Chloe bent over and folded back the flap of the box next to the shelf. She looked again, towards the kitchen, and reached for the books.
Chloe remembered herself crouched at the bottom of the staircase looking into the living room. She remembered the intention: to read her mother’s books. Instead, she had found her mother cross-legged in front of the shelf, a book flattened on the floor, her hand working vigorously against the page. She had lifted her thumb to her mouth, wet it, and then rubbed the book’s text. When she had gone to dampen her thumb again, she had noticed Chloe and startled, slammed the book shut.
“Chloe,” Lydia said. Her fingers trembled with ink on their tips.
Chloe watched, again, as the little girl ran away, scurrying, mouse-like hurrying up the stairs to cover her head with a pillow to drown out her mother’s embarrassed tears.
Chloe closed her hand. The books that rotted on the shelves issued their musk, the furniture gleamed with tooth-like wetness, the wallpaper tangled Chloe’s vision until it blurred in and out. Guilt clotted her throat.
Lydia shuffled into the living room, sat, and sipped her juice.
She noticed Chloe and said, “Child, what are you doing?”
Chloe rubbed at her nape and offered her mother a smile. But it got stuck in her teeth.
“Mom,” Chloe said. “Would you like for me to help you pack these up?” Chloe gestured to the books.
Lydia worried her bottom lip, and then said, “I would like that. I would love that.”
Chloe jerked in place.
She stepped over the vision of her mother cross-legged with her red-raw hands gripping the binding of the book. She turned from the wispy outline of the little girl at the foot of the stairs, and felt a chill as she selected a book from the middle. The girl-shaped mirage lifted across the room and fell into a vacant spot within Chloe as the heavier books tipped over into the space her selection left.
Returning to her mother, Chloe sat on the arm of her mother’s chair.
Lydia tapped Chloe’s belt loop and said, “Why don’t you read some.

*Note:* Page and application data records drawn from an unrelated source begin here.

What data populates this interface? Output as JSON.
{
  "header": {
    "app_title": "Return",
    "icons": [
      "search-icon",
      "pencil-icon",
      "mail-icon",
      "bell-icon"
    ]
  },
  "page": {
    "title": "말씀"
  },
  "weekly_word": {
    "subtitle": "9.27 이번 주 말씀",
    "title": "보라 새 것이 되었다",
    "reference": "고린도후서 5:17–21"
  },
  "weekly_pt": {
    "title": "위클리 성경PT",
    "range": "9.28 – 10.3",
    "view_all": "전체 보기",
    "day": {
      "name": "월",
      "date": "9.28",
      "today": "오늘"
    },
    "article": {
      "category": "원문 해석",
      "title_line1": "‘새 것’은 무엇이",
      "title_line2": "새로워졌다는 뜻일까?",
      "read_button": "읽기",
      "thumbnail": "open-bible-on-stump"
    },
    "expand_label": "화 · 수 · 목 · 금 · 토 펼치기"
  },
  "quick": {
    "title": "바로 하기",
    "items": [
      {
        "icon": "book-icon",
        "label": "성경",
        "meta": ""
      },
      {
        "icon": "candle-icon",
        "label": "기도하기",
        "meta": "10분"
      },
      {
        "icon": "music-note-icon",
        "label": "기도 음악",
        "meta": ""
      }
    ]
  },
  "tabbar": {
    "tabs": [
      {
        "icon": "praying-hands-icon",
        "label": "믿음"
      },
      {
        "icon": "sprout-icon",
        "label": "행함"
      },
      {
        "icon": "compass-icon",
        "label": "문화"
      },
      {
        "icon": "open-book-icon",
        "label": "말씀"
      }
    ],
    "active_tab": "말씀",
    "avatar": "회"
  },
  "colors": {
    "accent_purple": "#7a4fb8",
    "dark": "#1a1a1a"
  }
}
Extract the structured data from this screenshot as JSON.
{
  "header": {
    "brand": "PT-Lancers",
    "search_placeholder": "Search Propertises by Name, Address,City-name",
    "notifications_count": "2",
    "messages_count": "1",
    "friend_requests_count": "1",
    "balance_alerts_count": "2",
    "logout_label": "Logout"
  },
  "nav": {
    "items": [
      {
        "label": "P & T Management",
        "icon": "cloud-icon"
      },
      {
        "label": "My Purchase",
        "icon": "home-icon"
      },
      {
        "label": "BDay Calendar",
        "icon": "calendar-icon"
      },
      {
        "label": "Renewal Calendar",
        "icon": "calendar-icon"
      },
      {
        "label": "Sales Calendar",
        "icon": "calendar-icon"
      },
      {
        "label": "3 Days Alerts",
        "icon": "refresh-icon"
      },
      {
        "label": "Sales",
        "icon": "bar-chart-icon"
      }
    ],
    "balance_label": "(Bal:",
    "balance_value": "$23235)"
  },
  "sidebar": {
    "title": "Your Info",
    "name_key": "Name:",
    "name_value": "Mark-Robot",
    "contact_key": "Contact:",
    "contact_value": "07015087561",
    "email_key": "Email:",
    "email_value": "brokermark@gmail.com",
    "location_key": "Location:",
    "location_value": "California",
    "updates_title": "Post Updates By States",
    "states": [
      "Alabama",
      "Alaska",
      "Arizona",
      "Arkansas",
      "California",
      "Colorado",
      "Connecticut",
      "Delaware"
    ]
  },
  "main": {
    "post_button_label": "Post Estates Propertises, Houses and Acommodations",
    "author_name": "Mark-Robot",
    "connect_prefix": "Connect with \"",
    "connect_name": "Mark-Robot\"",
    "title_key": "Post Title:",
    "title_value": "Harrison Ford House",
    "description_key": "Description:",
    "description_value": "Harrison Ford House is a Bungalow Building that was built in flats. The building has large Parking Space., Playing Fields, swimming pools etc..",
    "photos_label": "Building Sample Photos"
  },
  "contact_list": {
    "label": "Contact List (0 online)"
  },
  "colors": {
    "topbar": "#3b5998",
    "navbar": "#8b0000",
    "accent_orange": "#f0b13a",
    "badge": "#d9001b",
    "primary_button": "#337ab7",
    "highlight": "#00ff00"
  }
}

Maybe just one. Just one and we’ll pack them.”
It was uncomfortable, Chloe’s leg dangled over the side and her butt cheek wedged where it shouldn’t, but the closeness to her mother wore the discomfort down.
And she read the book aloud, the words slow and clean, the text on the page bothered and peeled from the times her mother had tried to pull them from the page and fill herself. Lydia drifted in and
Volume 26, Issue 3
out, and she helped Chloe with words that were no longer there, both of their fingers brushing the pages.
Chloe squinted back tears as they read, as the house widened out from their breathing, as Lydia hummed between lines of Chloe’s voice, as the sound of their sharing shrugged the little girl and watery mother from their hiding spots and polished them until they rocked from their dull attics and tumbled outward into the snow. march 2015 growth 19 20